“My ick is when you come in for your induction,” a nurse began the video, “talking about ‘Can I shower and eat?'”
“My ick is if you ask me how much the baby weighs,” another nurse followed, “and it’s still… in your hands.”
Users of the TikTok fad, which has been popular for at least two years, frequently display traits that make them uninterested in dating, such as poor hygiene or haughtiness. However, according to their employer, Emory Healthcare, medical staff at Emory University Hospital Midtown went too far when they created video “icks” about the conduct of their patients.
Emory Healthcare said in a statement published online on Thursday that it has “taken necessary action with the former employees involved for the video” following the film’s massive internet response.
The statement added, “This video falls well short of the principles and standards we want every member of our team to embrace and exemplify and does not accurately reflect our dedication to patient- and family-centered care.”

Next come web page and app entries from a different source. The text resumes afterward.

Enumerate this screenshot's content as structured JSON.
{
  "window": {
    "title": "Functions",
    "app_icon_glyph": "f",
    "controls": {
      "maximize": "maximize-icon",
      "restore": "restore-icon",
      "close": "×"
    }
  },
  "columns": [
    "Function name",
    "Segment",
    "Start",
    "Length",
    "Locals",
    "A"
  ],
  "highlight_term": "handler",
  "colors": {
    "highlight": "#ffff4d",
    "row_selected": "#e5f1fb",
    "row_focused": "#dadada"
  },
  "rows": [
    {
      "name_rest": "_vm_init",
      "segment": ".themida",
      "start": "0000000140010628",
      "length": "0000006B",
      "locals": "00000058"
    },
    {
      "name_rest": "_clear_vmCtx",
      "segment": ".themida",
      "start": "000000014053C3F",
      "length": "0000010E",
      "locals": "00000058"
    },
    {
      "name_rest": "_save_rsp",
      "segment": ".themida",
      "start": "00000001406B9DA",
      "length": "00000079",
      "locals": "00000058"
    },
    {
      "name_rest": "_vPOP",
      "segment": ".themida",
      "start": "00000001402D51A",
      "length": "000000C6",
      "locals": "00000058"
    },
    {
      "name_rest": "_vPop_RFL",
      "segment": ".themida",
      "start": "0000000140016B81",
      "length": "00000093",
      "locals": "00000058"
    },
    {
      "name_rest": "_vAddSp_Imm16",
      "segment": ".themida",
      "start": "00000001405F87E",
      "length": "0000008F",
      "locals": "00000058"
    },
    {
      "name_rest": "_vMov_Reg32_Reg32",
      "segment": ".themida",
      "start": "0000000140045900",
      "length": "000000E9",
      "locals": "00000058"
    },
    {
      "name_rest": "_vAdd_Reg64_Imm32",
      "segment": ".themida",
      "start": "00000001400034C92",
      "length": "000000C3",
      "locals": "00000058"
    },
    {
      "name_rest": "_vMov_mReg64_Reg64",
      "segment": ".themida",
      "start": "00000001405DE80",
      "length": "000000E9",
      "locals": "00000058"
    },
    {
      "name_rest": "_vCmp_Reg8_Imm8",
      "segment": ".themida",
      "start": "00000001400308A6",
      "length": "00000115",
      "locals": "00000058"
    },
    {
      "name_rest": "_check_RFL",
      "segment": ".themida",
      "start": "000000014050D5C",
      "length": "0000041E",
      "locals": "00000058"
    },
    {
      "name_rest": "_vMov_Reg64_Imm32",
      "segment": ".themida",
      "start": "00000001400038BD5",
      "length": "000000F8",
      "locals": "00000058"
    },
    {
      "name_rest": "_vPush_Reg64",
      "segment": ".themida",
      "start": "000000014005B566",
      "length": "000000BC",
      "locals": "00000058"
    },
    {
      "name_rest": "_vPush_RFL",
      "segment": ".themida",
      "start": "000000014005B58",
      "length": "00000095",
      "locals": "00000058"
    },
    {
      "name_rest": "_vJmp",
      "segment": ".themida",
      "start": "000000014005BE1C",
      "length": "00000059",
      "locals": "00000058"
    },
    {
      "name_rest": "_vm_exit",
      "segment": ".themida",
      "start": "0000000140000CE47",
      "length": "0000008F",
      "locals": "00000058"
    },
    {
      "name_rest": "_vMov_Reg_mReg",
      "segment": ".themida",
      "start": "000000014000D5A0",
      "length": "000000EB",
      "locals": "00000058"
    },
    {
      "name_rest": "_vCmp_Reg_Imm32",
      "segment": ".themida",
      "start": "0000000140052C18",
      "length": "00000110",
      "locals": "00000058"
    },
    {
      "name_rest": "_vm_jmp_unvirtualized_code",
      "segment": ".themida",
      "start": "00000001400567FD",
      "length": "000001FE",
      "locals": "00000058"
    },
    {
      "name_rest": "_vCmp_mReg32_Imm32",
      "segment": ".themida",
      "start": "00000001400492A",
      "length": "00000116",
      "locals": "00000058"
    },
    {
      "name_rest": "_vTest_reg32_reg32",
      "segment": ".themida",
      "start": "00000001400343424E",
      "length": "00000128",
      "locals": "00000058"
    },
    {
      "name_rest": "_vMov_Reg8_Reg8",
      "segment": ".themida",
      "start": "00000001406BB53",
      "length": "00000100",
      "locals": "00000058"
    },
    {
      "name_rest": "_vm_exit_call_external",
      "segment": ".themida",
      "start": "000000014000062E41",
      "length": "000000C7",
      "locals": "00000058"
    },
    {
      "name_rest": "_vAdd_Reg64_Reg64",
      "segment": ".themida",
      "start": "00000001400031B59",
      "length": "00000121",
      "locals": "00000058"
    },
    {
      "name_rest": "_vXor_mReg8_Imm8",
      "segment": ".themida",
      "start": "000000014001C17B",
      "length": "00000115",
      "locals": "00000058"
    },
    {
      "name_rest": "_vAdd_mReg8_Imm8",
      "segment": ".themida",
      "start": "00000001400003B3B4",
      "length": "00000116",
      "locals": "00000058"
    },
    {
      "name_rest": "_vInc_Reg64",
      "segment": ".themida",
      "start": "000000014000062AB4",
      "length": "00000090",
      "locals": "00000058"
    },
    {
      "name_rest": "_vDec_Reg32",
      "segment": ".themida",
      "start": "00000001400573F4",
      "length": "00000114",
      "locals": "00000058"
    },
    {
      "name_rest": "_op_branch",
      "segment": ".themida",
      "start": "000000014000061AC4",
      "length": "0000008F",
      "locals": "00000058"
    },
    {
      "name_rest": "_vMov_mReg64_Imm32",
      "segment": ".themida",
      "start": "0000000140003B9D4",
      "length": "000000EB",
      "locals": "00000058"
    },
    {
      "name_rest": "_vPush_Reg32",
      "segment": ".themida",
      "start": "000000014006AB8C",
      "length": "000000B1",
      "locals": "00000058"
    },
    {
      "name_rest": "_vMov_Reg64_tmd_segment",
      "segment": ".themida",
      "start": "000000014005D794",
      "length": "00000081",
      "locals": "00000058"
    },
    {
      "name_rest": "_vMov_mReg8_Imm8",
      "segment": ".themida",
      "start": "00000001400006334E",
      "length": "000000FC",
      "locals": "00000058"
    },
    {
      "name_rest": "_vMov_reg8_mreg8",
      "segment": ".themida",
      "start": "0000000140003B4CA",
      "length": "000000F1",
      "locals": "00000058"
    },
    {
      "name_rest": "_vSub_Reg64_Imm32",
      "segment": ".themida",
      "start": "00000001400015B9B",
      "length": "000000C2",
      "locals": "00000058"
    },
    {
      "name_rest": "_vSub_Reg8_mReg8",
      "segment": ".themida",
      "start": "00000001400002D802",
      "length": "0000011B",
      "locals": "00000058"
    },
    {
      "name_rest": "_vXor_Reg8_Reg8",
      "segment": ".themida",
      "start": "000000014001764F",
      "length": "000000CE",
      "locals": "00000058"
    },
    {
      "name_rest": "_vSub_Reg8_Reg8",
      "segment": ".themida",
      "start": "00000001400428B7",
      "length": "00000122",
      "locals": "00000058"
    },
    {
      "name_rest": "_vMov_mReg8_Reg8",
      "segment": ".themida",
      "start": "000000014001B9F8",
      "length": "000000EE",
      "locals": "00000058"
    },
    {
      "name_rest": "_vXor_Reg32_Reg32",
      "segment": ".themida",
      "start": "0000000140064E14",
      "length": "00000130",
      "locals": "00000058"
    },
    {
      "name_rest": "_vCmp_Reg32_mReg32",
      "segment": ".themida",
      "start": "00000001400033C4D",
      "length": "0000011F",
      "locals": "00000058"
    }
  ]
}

A query from the Washington Post seeking clarification on whether the employees were let go or departed of their own volition was not answered by Emory Healthcare by Sunday night. The original 52-second video was taken down, but copies have been making their way around social media over the last week, eliciting reactions from several expectant patients who said the nurses’ remarks only served to exacerbate their anxieties about giving birth.
Maternal mortality rates have increased significantly in recent years in the United States. According to a study that was published in the International Journal of Maternal and Child Health and AIDS last year, Georgia has the highest maternal mortality rate in America- United States. It recorded 46.2 deaths per hundred thousand live births for all women and 66.6 deaths per hundred thousand live births for black women. women.
According to Uma M. Reddy, a professor of obstetrics and gynaecology at Columbia University, these problems are influenced by the standard of treatment patients get. “Patients who receive enough assistance perform and respond better,” according to research. When referring to the TikTok video of the nurses, Reddy told the Post that statements of this nature make you wonder if patients are being heard.
While some hospitals establish their own social media policies, the American Nurses Association provides basic recommendations on its website, including advices for nurses to refrain from “excessive self-promotion” while “maintaining a respectable presence.”